Senate Republicans and Democrats alike are throwing their support behind S. 1845, a measure that would pilfer money set aside for disabled workers in order extend benefits to those who can’t find work.
It’s a horrible idea.
For one thing, it’s predicated on the idea that somehow the Social Security Disability Insurance program has excess money to spare. In 2012, the total disability insurance expenditures topped $135 billion (that includes costs for staff, judges, etc.). That sounds like a lot, until you begin to consider that the trust fund for the program is projected to be exhausted in just two years. Legislators still haven’t offered a concrete plan to address this issue.
Also, while there are approximately 8.9 million Americans receiving disability benefits right now, the average monthly check is only $1,130.
No one is getting wealthy here.
Those filing for Social Security Disability Insurance benefits in Boston and throughout the country are doing so because it is critical to their financial survival. They cannot work. Most are already mired in poverty and/or debt accrued because they can’t work. These benefits don’t simply serve to supplement their income – the benefits are the income. That check allows them to keep a roof of their family’s head and food on the table.
All of this is not to mention, of course, that those who endure the stringent process of being approved for benefits actually paid into the program as workers. It’s not a hand-out. It’s an insurance program.

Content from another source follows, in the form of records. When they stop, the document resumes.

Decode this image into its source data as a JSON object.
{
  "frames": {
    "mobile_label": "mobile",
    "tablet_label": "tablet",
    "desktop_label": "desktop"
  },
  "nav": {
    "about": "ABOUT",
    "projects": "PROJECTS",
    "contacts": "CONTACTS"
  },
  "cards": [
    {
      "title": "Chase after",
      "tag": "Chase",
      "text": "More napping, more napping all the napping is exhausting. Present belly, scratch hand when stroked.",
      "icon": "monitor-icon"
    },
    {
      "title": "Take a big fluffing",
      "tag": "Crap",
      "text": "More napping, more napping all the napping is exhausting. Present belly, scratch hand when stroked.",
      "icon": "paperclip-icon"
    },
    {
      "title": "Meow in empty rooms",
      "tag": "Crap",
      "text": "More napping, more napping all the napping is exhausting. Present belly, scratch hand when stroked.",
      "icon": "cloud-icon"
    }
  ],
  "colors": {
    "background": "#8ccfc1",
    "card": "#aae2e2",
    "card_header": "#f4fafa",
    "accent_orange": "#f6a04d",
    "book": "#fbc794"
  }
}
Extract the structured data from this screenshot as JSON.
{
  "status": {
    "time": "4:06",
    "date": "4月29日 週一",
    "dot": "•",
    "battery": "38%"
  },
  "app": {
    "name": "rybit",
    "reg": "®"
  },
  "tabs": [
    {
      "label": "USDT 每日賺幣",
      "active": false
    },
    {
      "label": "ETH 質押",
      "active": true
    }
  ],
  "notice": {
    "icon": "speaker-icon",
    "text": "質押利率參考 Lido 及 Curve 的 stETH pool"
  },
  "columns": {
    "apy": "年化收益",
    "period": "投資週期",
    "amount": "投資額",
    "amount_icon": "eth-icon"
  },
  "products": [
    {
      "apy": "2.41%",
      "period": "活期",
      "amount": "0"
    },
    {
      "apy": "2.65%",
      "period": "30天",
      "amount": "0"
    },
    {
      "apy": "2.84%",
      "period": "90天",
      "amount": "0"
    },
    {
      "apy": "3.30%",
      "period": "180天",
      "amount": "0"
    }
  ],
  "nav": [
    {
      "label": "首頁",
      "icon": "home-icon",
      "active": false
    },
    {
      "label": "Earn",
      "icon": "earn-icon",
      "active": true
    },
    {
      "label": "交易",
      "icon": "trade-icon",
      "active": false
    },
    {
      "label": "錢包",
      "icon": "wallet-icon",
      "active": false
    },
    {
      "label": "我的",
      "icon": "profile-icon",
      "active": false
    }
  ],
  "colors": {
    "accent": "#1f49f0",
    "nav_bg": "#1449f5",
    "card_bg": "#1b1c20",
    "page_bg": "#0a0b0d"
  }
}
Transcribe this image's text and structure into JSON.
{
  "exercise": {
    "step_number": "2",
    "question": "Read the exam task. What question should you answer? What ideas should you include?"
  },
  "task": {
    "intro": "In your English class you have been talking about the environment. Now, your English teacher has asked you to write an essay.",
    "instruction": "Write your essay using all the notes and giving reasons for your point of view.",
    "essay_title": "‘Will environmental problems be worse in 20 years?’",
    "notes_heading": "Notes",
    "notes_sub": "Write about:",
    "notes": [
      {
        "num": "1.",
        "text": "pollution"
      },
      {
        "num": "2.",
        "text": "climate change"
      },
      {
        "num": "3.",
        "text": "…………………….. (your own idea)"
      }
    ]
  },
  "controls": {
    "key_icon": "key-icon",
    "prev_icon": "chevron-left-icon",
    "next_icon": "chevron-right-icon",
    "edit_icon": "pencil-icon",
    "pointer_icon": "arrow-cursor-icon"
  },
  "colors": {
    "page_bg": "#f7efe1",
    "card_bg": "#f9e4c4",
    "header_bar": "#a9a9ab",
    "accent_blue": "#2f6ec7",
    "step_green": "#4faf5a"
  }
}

Of course, unemployment benefits are an equally important social safety net, and Congress has a responsibility to address shortfalls in that area. But is taking money from the disabled really our only option?
It’s estimated that by taking the steps proposed in S. 1845, the government will be able to save about $100 million in the federal budget. Again, sounds like a lot. In truth, it’s less than three-thousandths of one percent of the yearly annual federal budget.
While we understand that smart financial decisions and fiscal responsibility in Washington have to start somewhere, it troubling that the place we start is in the pockets of the disabled.
Supporters of the bill have pointed to “double-dipping” by disabled workers, some of whom do sometimes pick up part-time employment in order to test their ability to return to the job market and ease their transition back into the workforce. But this does not mean beneficiaries are getting some kind of free ride. The Center on Budget and Policy Priorities notes that the most a disabled beneficiary can earn in a single month without jeopardizing benefits is $1,070.
So let’s assume you earned that plus the average $1,130 in benefits; You’re still talking about poverty-level earnings for a family of four.
The other reason the proposal in S. 1845 is so disturbing is that it sets an alarming trend wherein it’s deemed acceptable to dip into Social Security benefits in order to cover the costs of other social safety net programs.
We would encourage you to contact your legislators in the Senate to express your opposition to S. 1845.
If you are considering filing for SSDI in Boston, call for a free and confidential appointment at 1-888-367-2900.
An awful idea: Hammer the disabled to pay for unemployment benefits, Jan. 10, 2014, By Michael Hiltzik, The Los Angeles Times
More Blog Entries:
Bates v. Astrue – Persistence Pays in Battle for Federal Benefits, Dec. 13, 2013, Boston Social Security Disability Insurance Lawyer Blog